Through 2018, there will be 2.4 million jobs created in science, technology, engineering and math (STEM) fields in this country, Fancher said. But as many as 75 percent of high school students today don’t complete basic algebra.

Washington has the highest concentration of jobs in STEM fields in the nation, he said. In coming years, however, as many as 30,000 of those jobs will go unfilled because the state isn’t graduating enough students from colleges to keep up. That could lead to a loss of economic activity, Fancher said.

Gary Cohn, superintendent of the Everett Public Schools, also supports the push for STEM achievement.

Everett’s economy no longer runs on paper and pulp, Cohn said. Last year’s closing of the town’s last mill, owned by Kimberly-Clark, demonstrates the need to change focus in education.

State lawmakers and aerospace interest groups have stepped up training and STEM education activity in recent years. For example, officials from the Arlington School District and the state Aerospace Joint Apprenticeship Committee were to hold an open house Friday morning at the high school to discuss an initiative to increase aerospace training in the Arlington area. The committee teaches a machining apprenticeship course at Arlington High School and will start a new program there this summer.
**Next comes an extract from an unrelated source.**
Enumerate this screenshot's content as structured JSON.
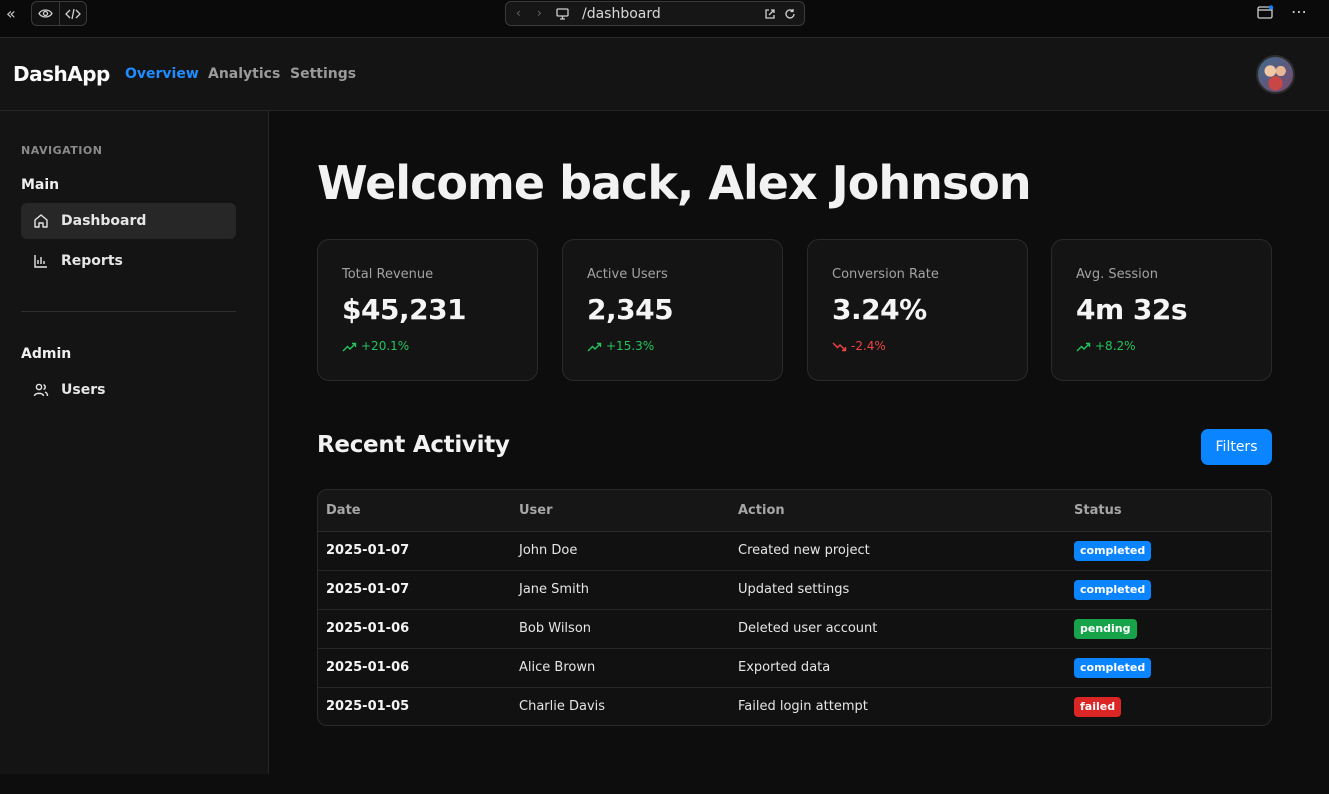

“With the increase in Arlington’s aerospace and advance manufacturing sector, it is imperative that we address the issues of a qualified work force,” Barb Tolbert, mayor of Arlington, said in a written statement.

Boeing’s need for qualified engineers and machinists is at the heart of the company’s STEM push. The company is engaged in efforts with students and schools around the country, Fancher said. Boeing also lobbies for STEM education.
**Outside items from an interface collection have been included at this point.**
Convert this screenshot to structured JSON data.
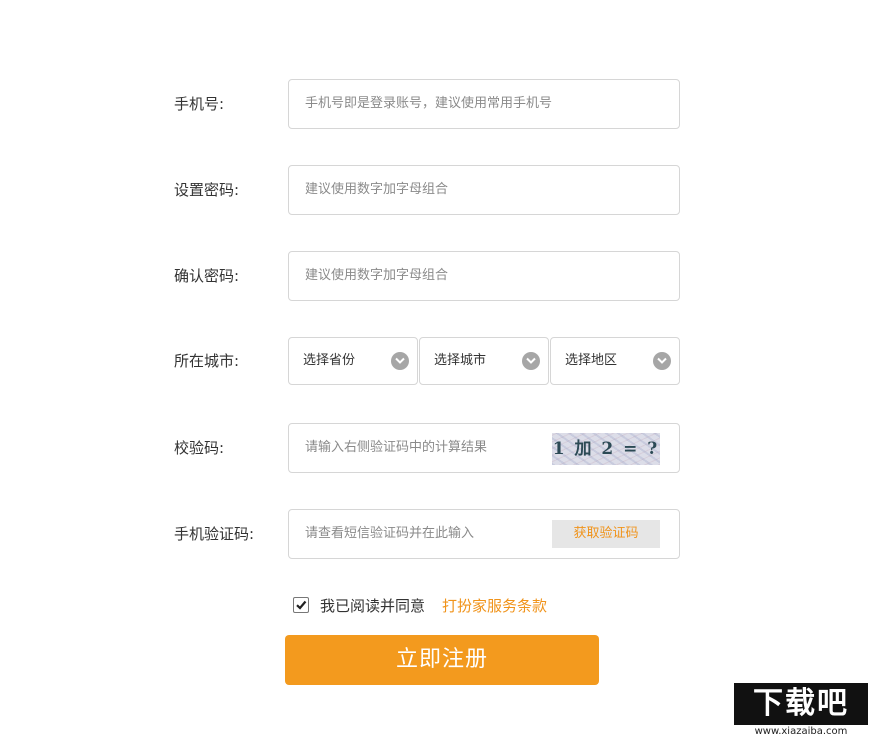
{
  "form": {
    "phone": {
      "label": "手机号:",
      "placeholder": "手机号即是登录账号，建议使用常用手机号",
      "value": ""
    },
    "password": {
      "label": "设置密码:",
      "placeholder": "建议使用数字加字母组合",
      "value": ""
    },
    "confirm_password": {
      "label": "确认密码:",
      "placeholder": "建议使用数字加字母组合",
      "value": ""
    },
    "city": {
      "label": "所在城市:",
      "province_selected": "选择省份",
      "city_selected": "选择城市",
      "district_selected": "选择地区"
    },
    "captcha": {
      "label": "校验码:",
      "placeholder": "请输入右侧验证码中的计算结果",
      "value": "",
      "image_text": "1 加 2 = ?"
    },
    "sms_code": {
      "label": "手机验证码:",
      "placeholder": "请查看短信验证码并在此输入",
      "value": "",
      "button_label": "获取验证码"
    },
    "agreement": {
      "checked": true,
      "text": "我已阅读并同意",
      "link_text": "打扮家服务条款"
    },
    "submit_label": "立即注册"
  },
  "watermark": {
    "logo_text": "下载吧",
    "url": "www.xiazaiba.com"
  },
  "colors": {
    "accent": "#f39a1e",
    "link": "#f0931a",
    "border": "#d6d6d6",
    "label_text": "#333333",
    "placeholder": "#8a8a8a"
  },
  "icons": {
    "select_arrow": "chevron-down-icon",
    "checkbox": "checkmark-icon"
  }
}
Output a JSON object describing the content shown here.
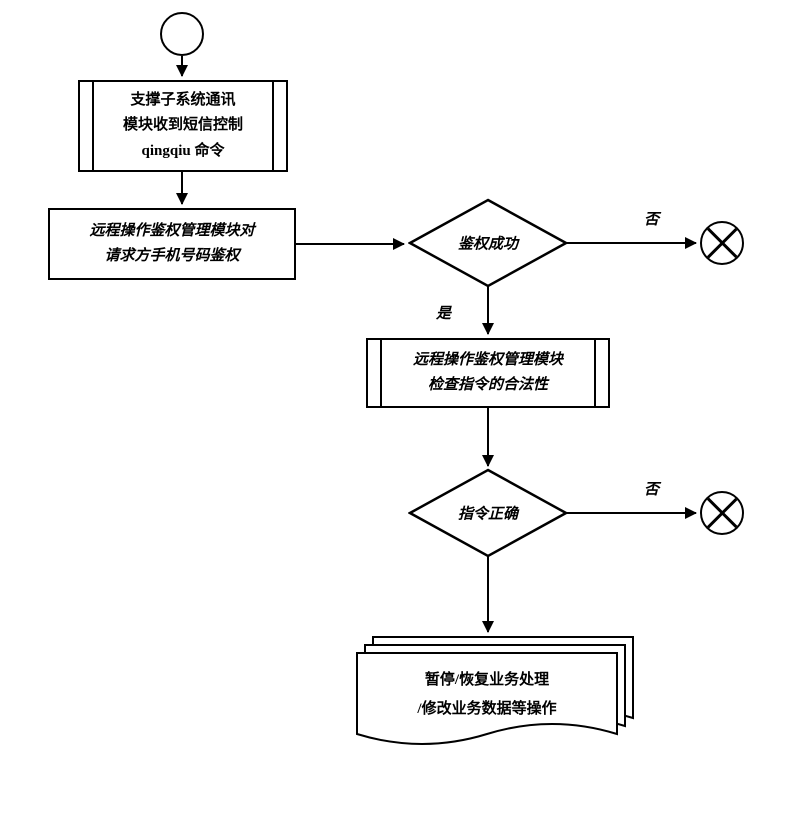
{
  "chart_data": {
    "type": "flowchart",
    "nodes": [
      {
        "id": "start",
        "kind": "start"
      },
      {
        "id": "p1",
        "kind": "process",
        "text": "支撑子系统通讯\n模块收到短信控制\nqingqiu    命令"
      },
      {
        "id": "p2",
        "kind": "process",
        "text": "远程操作鉴权管理模块对\n请求方手机号码鉴权"
      },
      {
        "id": "d1",
        "kind": "decision",
        "text": "鉴权成功"
      },
      {
        "id": "end1",
        "kind": "terminator"
      },
      {
        "id": "p3",
        "kind": "process",
        "text": "远程操作鉴权管理模块\n检查指令的合法性"
      },
      {
        "id": "d2",
        "kind": "decision",
        "text": "指令正确"
      },
      {
        "id": "end2",
        "kind": "terminator"
      },
      {
        "id": "doc",
        "kind": "document",
        "text": "暂停/恢复业务处理\n/修改业务数据等操作"
      }
    ],
    "edges": [
      {
        "from": "start",
        "to": "p1"
      },
      {
        "from": "p1",
        "to": "p2"
      },
      {
        "from": "p2",
        "to": "d1"
      },
      {
        "from": "d1",
        "to": "end1",
        "label": "否"
      },
      {
        "from": "d1",
        "to": "p3",
        "label": "是"
      },
      {
        "from": "p3",
        "to": "d2"
      },
      {
        "from": "d2",
        "to": "end2",
        "label": "否"
      },
      {
        "from": "d2",
        "to": "doc"
      }
    ]
  },
  "labels": {
    "yes": "是",
    "no": "否"
  },
  "nodes": {
    "p1": "支撑子系统通讯\n模块收到短信控制\nqingqiu    命令",
    "p2": "远程操作鉴权管理模块对\n请求方手机号码鉴权",
    "d1": "鉴权成功",
    "p3": "远程操作鉴权管理模块\n检查指令的合法性",
    "d2": "指令正确",
    "doc": "暂停/恢复业务处理\n/修改业务数据等操作"
  }
}
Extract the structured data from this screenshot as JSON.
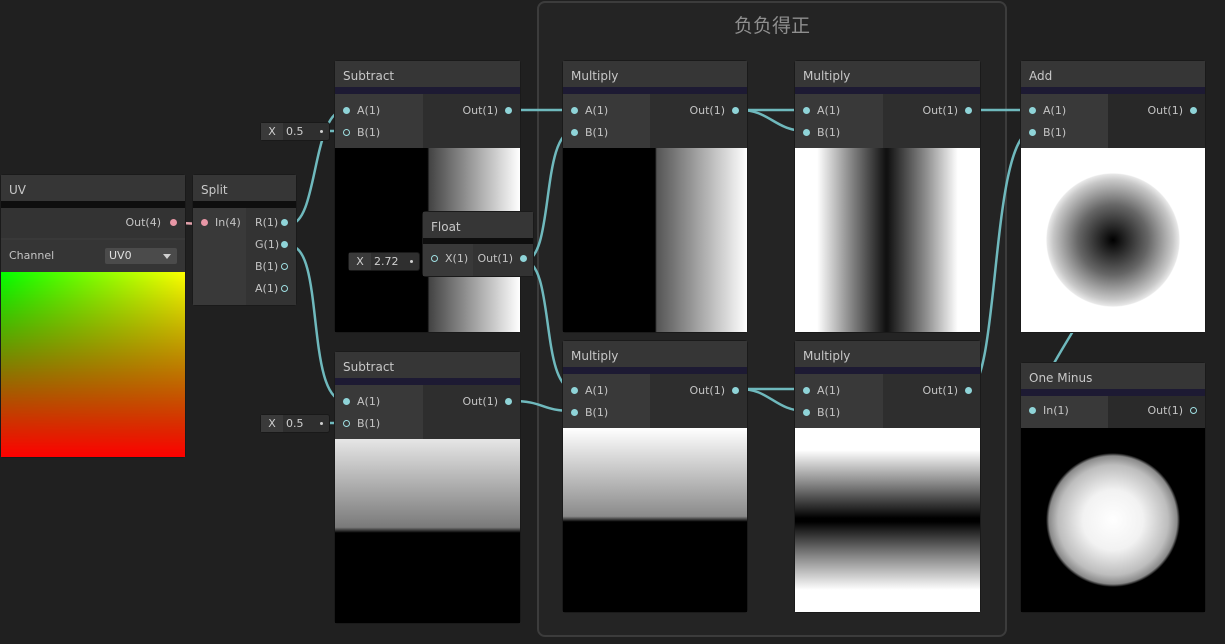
{
  "group": {
    "title": "负负得正"
  },
  "nodes": {
    "uv": {
      "title": "UV",
      "out": "Out(4)",
      "channel_label": "Channel",
      "channel_value": "UV0"
    },
    "split": {
      "title": "Split",
      "in": "In(4)",
      "outs": [
        "R(1)",
        "G(1)",
        "B(1)",
        "A(1)"
      ]
    },
    "subtract1": {
      "title": "Subtract",
      "in_a": "A(1)",
      "in_b": "B(1)",
      "out": "Out(1)"
    },
    "subtract2": {
      "title": "Subtract",
      "in_a": "A(1)",
      "in_b": "B(1)",
      "out": "Out(1)"
    },
    "float": {
      "title": "Float",
      "in": "X(1)",
      "out": "Out(1)"
    },
    "multiply1": {
      "title": "Multiply",
      "in_a": "A(1)",
      "in_b": "B(1)",
      "out": "Out(1)"
    },
    "multiply2": {
      "title": "Multiply",
      "in_a": "A(1)",
      "in_b": "B(1)",
      "out": "Out(1)"
    },
    "multiply3": {
      "title": "Multiply",
      "in_a": "A(1)",
      "in_b": "B(1)",
      "out": "Out(1)"
    },
    "multiply4": {
      "title": "Multiply",
      "in_a": "A(1)",
      "in_b": "B(1)",
      "out": "Out(1)"
    },
    "add": {
      "title": "Add",
      "in_a": "A(1)",
      "in_b": "B(1)",
      "out": "Out(1)"
    },
    "one_minus": {
      "title": "One Minus",
      "in": "In(1)",
      "out": "Out(1)"
    }
  },
  "inputs": {
    "sub1_b": {
      "label": "X",
      "value": "0.5"
    },
    "sub2_b": {
      "label": "X",
      "value": "0.5"
    },
    "float_x": {
      "label": "X",
      "value": "2.72"
    }
  },
  "colors": {
    "wire": "#6fb9bd",
    "accent_bar": "#1d1a33",
    "background": "#202020"
  }
}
As the country’s top exporter, employing nearly 174,000 people worldwide, “we have a large voice from a policy standpoint,” Fancher said.

Boeing is focused on getting kids excited about math and technology at an early age. For Fancher, a childhood project that involved researching clean water spurred his interest in engineering. Fancher gained confidence in his own abilities once technology was “de-mystified” for him.
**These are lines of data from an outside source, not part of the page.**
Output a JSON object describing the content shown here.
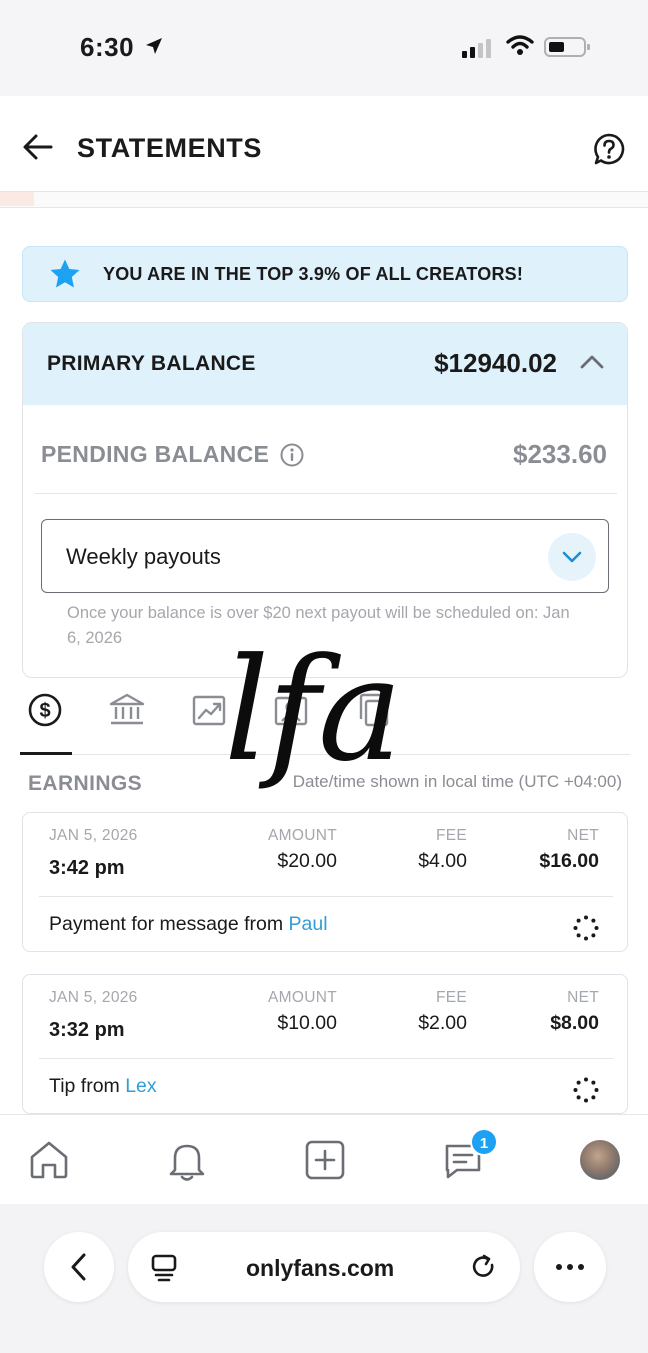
{
  "status_bar": {
    "time": "6:30"
  },
  "header": {
    "title": "STATEMENTS"
  },
  "banner": {
    "text": "YOU ARE IN THE TOP 3.9% OF ALL CREATORS!"
  },
  "balance": {
    "primary_label": "PRIMARY BALANCE",
    "primary_amount": "$12940.02",
    "pending_label": "PENDING BALANCE",
    "pending_amount": "$233.60",
    "payout_frequency": "Weekly payouts",
    "payout_note": "Once your balance is over $20 next payout will be scheduled on: Jan 6, 2026"
  },
  "tabs": [
    {
      "icon": "dollar-circle-icon",
      "active": true
    },
    {
      "icon": "bank-icon"
    },
    {
      "icon": "chart-trend-icon"
    },
    {
      "icon": "id-card-icon"
    },
    {
      "icon": "copy-icon"
    }
  ],
  "earnings": {
    "heading": "EARNINGS",
    "tz_note": "Date/time shown in local time (UTC +04:00)",
    "col_amount": "AMOUNT",
    "col_fee": "FEE",
    "col_net": "NET",
    "transactions": [
      {
        "date": "JAN 5, 2026",
        "time": "3:42 pm",
        "amount": "$20.00",
        "fee": "$4.00",
        "net": "$16.00",
        "desc": "Payment for message from ",
        "user": "Paul"
      },
      {
        "date": "JAN 5, 2026",
        "time": "3:32 pm",
        "amount": "$10.00",
        "fee": "$2.00",
        "net": "$8.00",
        "desc": "Tip from ",
        "user": "Lex"
      }
    ]
  },
  "bottom_nav": {
    "messages_badge": "1"
  },
  "browser": {
    "url": "onlyfans.com"
  },
  "watermark": "lfa",
  "colors": {
    "accent": "#1da1f2",
    "banner_bg": "#dff1fb",
    "link": "#2f9fd6"
  }
}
The aerospace company supports and participates in a variety of STEM-related programs, such as FIRST Robotics, a space camp for teachers and mentoring in schools.

“STEM is about making an investment in the future,” Fancher said. “We at Boeing consider this to be a major priority.”

Michelle Dunlop: 425-339-3454; mdunlop@heraldnet.com.

More in Herald Business Journal

Peoples, HomeStreet banks bump lowest salaries after tax cut

The banks with Snohomish County branches will raise minimum salaries for employees to $15 an hour.

In this Dec. 20, 2017, photo, a clerk reaches to a shelf to pick an item for a customer order at the Amazon Prime warehouse, in New York. (AP Photo/Mark Lennihan, File)
Amazon’s potential HQ2 sites leaves many cities disappointed

And yet, some municipal leaders are looking at the bright side of being rejected.

Exotic animals find compassionate care in Bothell (video)

At the Center for Bird and Exotic Animal Medicine, vets treat snakes, hedgehogs and even kangaroos.

Don’t take economic forecasts to the bank — or the casino

Air travel delays could spur a rebirth of passenger rail service.

Amanda Strong (left) tries on an Angel of the Winds Arena hat as she and Courtney Brown hand out gift bags after the renaming ceremony Dec. 13 in Everett. The new name replaces the Xfinity name. (Andy Bronson / Her file)
Angel of the Winds to break ground on $60M casino expansion

“We think we’re on the cusp of becoming a major resort.”

Emirates orders 20 more Airbus A380 jumbos, saving program

The Dubai carrier also has options to buy 16 more. The program seems safe until 2029.

U.S. government proposes new rules for hog slaughter

The plan lets plant workers be in charge of removing unfit hogs, instead of government inspectors.

How do you retrieve an errant Boeing 737 from a muddy slope?

Turkish authorities used cranes to lift a plane that skidded off a runway.

House passes bill aimed at lowering gender wage gap

The bill would hinder employers from retaliating against female workers who ask about others’ pay.

Most Read